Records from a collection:
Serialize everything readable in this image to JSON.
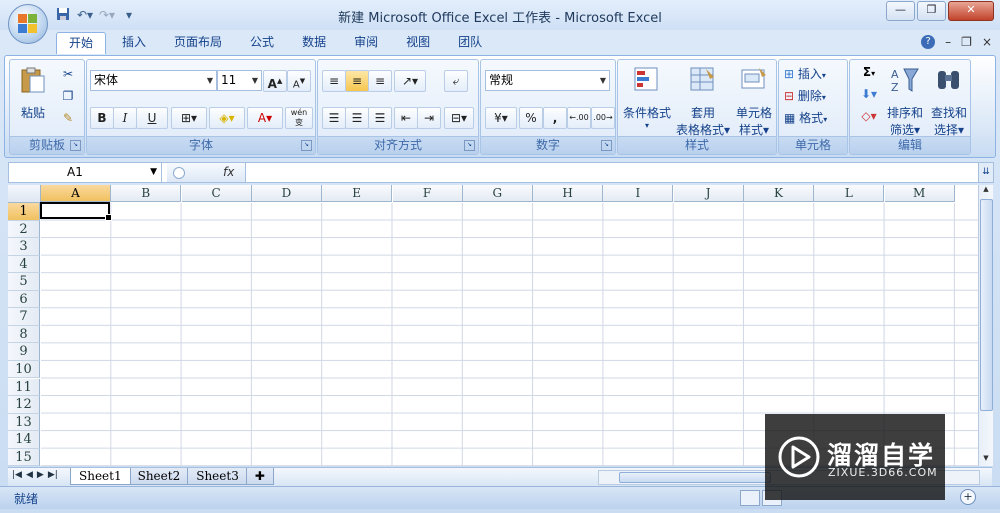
{
  "window": {
    "title": "新建 Microsoft Office Excel 工作表 - Microsoft Excel",
    "controls": {
      "minimize": "—",
      "restore": "❐",
      "close": "✕"
    }
  },
  "ribbon": {
    "tabs": [
      "开始",
      "插入",
      "页面布局",
      "公式",
      "数据",
      "审阅",
      "视图",
      "团队"
    ],
    "active_tab": "开始",
    "help_glyph": "?",
    "mini_min": "–",
    "mini_restore": "❐",
    "mini_close": "×",
    "groups": {
      "clipboard": {
        "label": "剪贴板",
        "paste": "粘贴"
      },
      "font": {
        "label": "字体",
        "font_name": "宋体",
        "font_size": "11",
        "bold": "B",
        "italic": "I",
        "underline": "U",
        "grow": "A",
        "shrink": "A",
        "color_a": "A",
        "phonetic": "wén"
      },
      "alignment": {
        "label": "对齐方式"
      },
      "number": {
        "label": "数字",
        "format": "常规",
        "percent": "%",
        "comma": ",",
        "inc_dec": ".00",
        "dec_dec": ".00"
      },
      "styles": {
        "label": "样式",
        "cond_format": "条件格式",
        "table_format_1": "套用",
        "table_format_2": "表格格式",
        "cell_style_1": "单元格",
        "cell_style_2": "样式"
      },
      "cells": {
        "label": "单元格",
        "insert": "插入",
        "delete": "删除",
        "format": "格式"
      },
      "editing": {
        "label": "编辑",
        "sort_1": "排序和",
        "sort_2": "筛选",
        "find_1": "查找和",
        "find_2": "选择",
        "sigma": "Σ"
      }
    }
  },
  "formula_bar": {
    "name_box": "A1",
    "fx": "fx",
    "value": ""
  },
  "grid": {
    "columns": [
      "A",
      "B",
      "C",
      "D",
      "E",
      "F",
      "G",
      "H",
      "I",
      "J",
      "K",
      "L",
      "M"
    ],
    "rows": [
      "1",
      "2",
      "3",
      "4",
      "5",
      "6",
      "7",
      "8",
      "9",
      "10",
      "11",
      "12",
      "13",
      "14",
      "15"
    ],
    "active_cell": "A1"
  },
  "sheets": {
    "tabs": [
      "Sheet1",
      "Sheet2",
      "Sheet3"
    ],
    "active": "Sheet1"
  },
  "status": {
    "text": "就绪"
  },
  "watermark": {
    "brand": "溜溜自学",
    "url": "ZIXUE.3D66.COM"
  },
  "colors": {
    "accent": "#15428b",
    "selected_header": "#f1c15f",
    "ribbon_bg": "#dbe8f7"
  }
}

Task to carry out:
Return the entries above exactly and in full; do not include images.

Response below:
Serialize everything readable in this image to JSON.
{
  "window": {
    "title": "新建 Microsoft Office Excel 工作表 - Microsoft Excel",
    "controls": {
      "minimize": "—",
      "restore": "❐",
      "close": "✕"
    }
  },
  "ribbon": {
    "tabs": [
      "开始",
      "插入",
      "页面布局",
      "公式",
      "数据",
      "审阅",
      "视图",
      "团队"
    ],
    "active_tab": "开始",
    "help_glyph": "?",
    "mini_min": "–",
    "mini_restore": "❐",
    "mini_close": "×",
    "groups": {
      "clipboard": {
        "label": "剪贴板",
        "paste": "粘贴"
      },
      "font": {
        "label": "字体",
        "font_name": "宋体",
        "font_size": "11",
        "bold": "B",
        "italic": "I",
        "underline": "U",
        "grow": "A",
        "shrink": "A",
        "color_a": "A",
        "phonetic": "wén"
      },
      "alignment": {
        "label": "对齐方式"
      },
      "number": {
        "label": "数字",
        "format": "常规",
        "percent": "%",
        "comma": ",",
        "inc_dec": ".00",
        "dec_dec": ".00"
      },
      "styles": {
        "label": "样式",
        "cond_format": "条件格式",
        "table_format_1": "套用",
        "table_format_2": "表格格式",
        "cell_style_1": "单元格",
        "cell_style_2": "样式"
      },
      "cells": {
        "label": "单元格",
        "insert": "插入",
        "delete": "删除",
        "format": "格式"
      },
      "editing": {
        "label": "编辑",
        "sort_1": "排序和",
        "sort_2": "筛选",
        "find_1": "查找和",
        "find_2": "选择",
        "sigma": "Σ"
      }
    }
  },
  "formula_bar": {
    "name_box": "A1",
    "fx": "fx",
    "value": ""
  },
  "grid": {
    "columns": [
      "A",
      "B",
      "C",
      "D",
      "E",
      "F",
      "G",
      "H",
      "I",
      "J",
      "K",
      "L",
      "M"
    ],
    "rows": [
      "1",
      "2",
      "3",
      "4",
      "5",
      "6",
      "7",
      "8",
      "9",
      "10",
      "11",
      "12",
      "13",
      "14",
      "15"
    ],
    "active_cell": "A1"
  },
  "sheets": {
    "tabs": [
      "Sheet1",
      "Sheet2",
      "Sheet3"
    ],
    "active": "Sheet1"
  },
  "status": {
    "text": "就绪"
  },
  "watermark": {
    "brand": "溜溜自学",
    "url": "ZIXUE.3D66.COM"
  },
  "colors": {
    "accent": "#15428b",
    "selected_header": "#f1c15f",
    "ribbon_bg": "#dbe8f7"
  }
}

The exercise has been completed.